Scan the records and identify every line in which the string "Windows" occurs, then return those lines.

[[ Data supplied open ]]

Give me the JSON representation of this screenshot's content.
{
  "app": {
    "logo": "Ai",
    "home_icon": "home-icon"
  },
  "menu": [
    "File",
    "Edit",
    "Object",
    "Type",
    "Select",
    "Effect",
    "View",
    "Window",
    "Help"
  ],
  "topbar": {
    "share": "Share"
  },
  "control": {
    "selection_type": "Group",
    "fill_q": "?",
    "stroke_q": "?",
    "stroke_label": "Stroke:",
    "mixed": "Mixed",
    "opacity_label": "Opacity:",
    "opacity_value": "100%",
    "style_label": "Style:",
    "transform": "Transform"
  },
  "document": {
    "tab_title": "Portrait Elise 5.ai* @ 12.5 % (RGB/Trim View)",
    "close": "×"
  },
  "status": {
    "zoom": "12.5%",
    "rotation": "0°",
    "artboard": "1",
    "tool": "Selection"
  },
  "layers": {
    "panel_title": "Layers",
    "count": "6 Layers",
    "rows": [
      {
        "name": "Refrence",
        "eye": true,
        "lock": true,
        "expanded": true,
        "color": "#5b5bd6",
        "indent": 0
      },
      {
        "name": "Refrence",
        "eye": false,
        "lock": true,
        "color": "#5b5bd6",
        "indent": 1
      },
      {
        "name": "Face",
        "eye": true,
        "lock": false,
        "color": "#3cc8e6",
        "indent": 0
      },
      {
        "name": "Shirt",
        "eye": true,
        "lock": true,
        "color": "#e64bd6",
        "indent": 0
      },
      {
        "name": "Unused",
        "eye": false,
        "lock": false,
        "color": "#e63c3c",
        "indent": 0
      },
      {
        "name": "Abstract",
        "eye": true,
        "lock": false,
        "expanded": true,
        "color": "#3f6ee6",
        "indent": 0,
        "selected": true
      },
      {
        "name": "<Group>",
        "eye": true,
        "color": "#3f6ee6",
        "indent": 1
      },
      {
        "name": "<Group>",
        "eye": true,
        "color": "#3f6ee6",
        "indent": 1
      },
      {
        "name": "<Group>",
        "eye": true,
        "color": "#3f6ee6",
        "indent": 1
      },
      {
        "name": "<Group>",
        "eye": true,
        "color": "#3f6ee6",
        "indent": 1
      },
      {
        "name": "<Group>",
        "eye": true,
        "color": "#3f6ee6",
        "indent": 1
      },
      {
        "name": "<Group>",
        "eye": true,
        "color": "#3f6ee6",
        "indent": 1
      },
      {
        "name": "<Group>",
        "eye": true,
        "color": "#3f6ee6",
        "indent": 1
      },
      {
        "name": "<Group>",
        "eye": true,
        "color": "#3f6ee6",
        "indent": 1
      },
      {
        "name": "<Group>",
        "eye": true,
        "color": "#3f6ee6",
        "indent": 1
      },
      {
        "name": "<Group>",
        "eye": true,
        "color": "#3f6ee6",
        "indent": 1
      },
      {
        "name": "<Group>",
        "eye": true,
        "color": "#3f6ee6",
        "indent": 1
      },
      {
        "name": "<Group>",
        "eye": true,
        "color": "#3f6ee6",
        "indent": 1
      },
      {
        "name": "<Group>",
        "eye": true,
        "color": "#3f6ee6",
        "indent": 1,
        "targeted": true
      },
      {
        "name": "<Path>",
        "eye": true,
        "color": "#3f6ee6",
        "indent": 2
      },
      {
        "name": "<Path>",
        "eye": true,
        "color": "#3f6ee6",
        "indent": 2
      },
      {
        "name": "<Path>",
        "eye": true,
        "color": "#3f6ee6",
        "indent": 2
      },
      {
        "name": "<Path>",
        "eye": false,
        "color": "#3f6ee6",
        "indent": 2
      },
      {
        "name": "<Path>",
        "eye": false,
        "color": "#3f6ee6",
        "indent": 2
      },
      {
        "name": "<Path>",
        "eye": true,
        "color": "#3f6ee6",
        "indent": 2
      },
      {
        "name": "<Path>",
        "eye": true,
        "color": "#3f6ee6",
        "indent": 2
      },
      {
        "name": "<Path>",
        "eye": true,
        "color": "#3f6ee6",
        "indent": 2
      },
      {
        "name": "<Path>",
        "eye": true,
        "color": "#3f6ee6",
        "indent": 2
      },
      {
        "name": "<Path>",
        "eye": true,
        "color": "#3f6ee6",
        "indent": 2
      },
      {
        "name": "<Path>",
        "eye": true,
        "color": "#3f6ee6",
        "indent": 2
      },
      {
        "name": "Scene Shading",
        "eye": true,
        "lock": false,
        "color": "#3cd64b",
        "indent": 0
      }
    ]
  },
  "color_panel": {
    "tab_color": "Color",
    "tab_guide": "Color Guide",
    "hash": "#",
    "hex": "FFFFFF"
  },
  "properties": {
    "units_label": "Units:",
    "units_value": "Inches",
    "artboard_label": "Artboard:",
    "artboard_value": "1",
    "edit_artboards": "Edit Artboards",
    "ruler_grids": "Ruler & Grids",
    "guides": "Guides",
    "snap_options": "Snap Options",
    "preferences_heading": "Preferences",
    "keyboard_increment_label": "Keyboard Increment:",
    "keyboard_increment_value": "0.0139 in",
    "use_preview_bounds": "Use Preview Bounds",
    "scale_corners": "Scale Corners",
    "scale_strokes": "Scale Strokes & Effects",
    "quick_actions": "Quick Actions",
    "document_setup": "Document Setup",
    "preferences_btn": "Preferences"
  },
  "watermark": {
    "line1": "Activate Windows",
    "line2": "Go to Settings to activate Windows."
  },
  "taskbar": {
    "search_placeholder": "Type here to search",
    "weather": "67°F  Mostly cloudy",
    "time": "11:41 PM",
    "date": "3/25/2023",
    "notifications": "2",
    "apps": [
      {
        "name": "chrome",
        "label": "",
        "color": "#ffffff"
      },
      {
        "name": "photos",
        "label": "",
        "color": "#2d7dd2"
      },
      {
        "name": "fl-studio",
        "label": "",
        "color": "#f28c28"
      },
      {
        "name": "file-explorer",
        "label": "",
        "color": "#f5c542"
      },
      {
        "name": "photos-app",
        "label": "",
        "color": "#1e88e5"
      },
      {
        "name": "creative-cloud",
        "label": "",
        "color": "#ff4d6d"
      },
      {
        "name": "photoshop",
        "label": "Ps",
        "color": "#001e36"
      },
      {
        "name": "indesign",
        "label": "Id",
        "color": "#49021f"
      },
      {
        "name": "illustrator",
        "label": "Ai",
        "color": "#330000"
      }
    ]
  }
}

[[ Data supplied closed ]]
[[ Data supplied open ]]

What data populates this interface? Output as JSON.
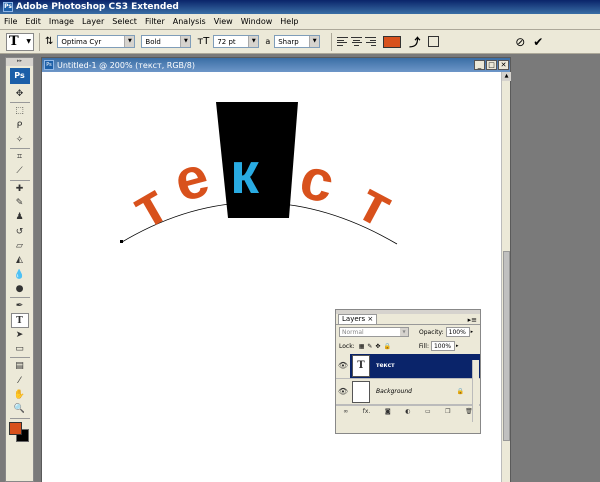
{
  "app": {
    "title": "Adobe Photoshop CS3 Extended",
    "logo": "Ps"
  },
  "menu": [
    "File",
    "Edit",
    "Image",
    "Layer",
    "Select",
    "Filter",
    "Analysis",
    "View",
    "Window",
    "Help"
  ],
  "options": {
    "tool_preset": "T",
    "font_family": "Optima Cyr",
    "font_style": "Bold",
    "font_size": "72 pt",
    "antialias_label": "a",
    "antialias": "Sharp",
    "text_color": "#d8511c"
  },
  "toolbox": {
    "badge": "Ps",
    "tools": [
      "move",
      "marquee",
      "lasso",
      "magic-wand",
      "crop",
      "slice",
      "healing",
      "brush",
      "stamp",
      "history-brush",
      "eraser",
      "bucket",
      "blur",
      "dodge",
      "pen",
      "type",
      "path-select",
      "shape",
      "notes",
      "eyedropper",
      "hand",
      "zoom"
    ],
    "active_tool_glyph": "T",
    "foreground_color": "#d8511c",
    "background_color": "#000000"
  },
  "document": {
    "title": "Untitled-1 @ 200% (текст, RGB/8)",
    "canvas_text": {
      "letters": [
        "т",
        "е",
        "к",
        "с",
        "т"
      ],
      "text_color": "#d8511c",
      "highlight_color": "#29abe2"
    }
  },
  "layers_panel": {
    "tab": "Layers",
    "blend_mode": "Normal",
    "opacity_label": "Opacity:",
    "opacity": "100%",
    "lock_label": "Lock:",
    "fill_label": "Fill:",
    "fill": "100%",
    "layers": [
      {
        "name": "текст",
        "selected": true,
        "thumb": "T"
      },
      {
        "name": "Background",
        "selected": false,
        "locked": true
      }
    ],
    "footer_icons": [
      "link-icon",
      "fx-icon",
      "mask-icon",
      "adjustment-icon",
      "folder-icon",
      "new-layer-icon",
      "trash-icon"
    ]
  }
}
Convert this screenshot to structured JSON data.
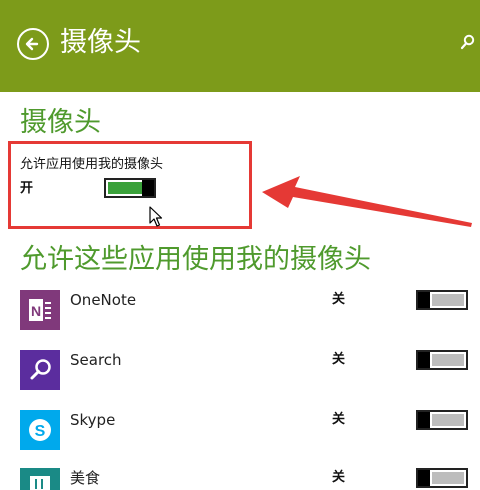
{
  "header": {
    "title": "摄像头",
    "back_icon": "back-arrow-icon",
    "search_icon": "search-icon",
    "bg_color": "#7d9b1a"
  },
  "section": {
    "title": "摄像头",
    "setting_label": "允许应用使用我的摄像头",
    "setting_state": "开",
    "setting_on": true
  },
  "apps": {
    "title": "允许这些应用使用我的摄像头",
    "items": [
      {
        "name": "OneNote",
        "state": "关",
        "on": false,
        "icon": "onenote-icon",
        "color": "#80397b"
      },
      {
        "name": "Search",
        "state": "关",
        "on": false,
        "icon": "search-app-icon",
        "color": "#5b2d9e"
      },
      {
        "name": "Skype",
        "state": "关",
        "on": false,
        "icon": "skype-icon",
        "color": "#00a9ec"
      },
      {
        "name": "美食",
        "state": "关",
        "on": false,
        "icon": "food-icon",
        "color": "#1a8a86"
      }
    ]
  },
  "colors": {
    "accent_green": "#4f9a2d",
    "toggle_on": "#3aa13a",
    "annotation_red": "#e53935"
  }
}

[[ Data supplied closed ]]

▸ Task solution:
    "line1": "Activate Windows",
    "line2": "Go to Settings to activate Windows."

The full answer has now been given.